We pre-record the show this Wednesday the 10th May, and would be able to fly you over, put you up in a hotel and fly you back.

Even if you think this is something that doesn't interestyou, I would be really grateful if you could mail me, letting me know that you got this message.

I hope this all makes sense, and fingers crossed I'll speak to you soon.

All the best,

*** *** ***

So I wrote him back and sent him my phone number. Today, after my first final, I come in to a blinking answering machine. The message was from Ben.

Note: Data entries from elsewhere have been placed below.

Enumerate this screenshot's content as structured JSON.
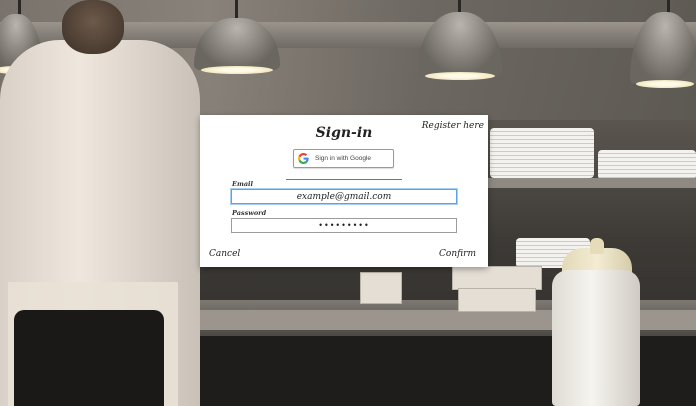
{
  "signin": {
    "title": "Sign-in",
    "register_link": "Register here",
    "google_button": "Sign in with Google",
    "email_label": "Email",
    "email_value": "example@gmail.com",
    "password_label": "Password",
    "password_value": "•••••••••",
    "cancel_label": "Cancel",
    "confirm_label": "Confirm"
  },
  "icons": {
    "google": "google-g-icon"
  },
  "colors": {
    "card_background": "#ffffff",
    "focus_border": "#5aa4e6",
    "google_blue": "#4285F4",
    "google_red": "#EA4335",
    "google_yellow": "#FBBC05",
    "google_green": "#34A853"
  }
}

He called me from London, to ask if they could feature my site on BBC 4 TV! I was positively glowing with pleasure. Afterall, a little exposure in the British Isles couldn't hurt my site at all... Obviously, I was pleasantly pleased and agreed to send him a few files.

So it's Monday and it's already been a very interesting week for me. I wonder what Tuesday has in store...

Saturday, May 06, 2000


Sadly, I'll probably never experience the joys of time travel. I will have to settle for the vicarious thrills of the Star Trek TV series.

I admit it. I'm a trekker. And one of my favorite passive pleasures is soaking up all the majesty of the science fiction universe of the Trek shows.

I think I love the shows because they have a very optimistic view of humanity and the direction in which we are headed. Everybody knows that the first interracial kiss on American network TV was between that dashing Captain Kirk and the ebony beauty Uhura. Not only was that a sexy scene, it portrayed how immaterial the interracial thing would be in the future.

Another reason why the show is fun is that it explores how people get along with other cultures, ideas and technologies. In this respect, it can be seen as almost like mythology in reverse. Lessons taught from the distant future are similar to those taught from stories of long, long ago. (It's a little bit like the Star Wars prologue: "Long, long ago, in a galaxy far, far away." Doesn't this strike you as the modern equivalent to "Once upon a time in a kingdom far, far away"?

I love the escapism that the show provides me, also. After a long day at work or school, I adore sinking my teeth into a big gardenburger, sipping some juice and soaking up an episode of great adventure with interesting characters. I love trek.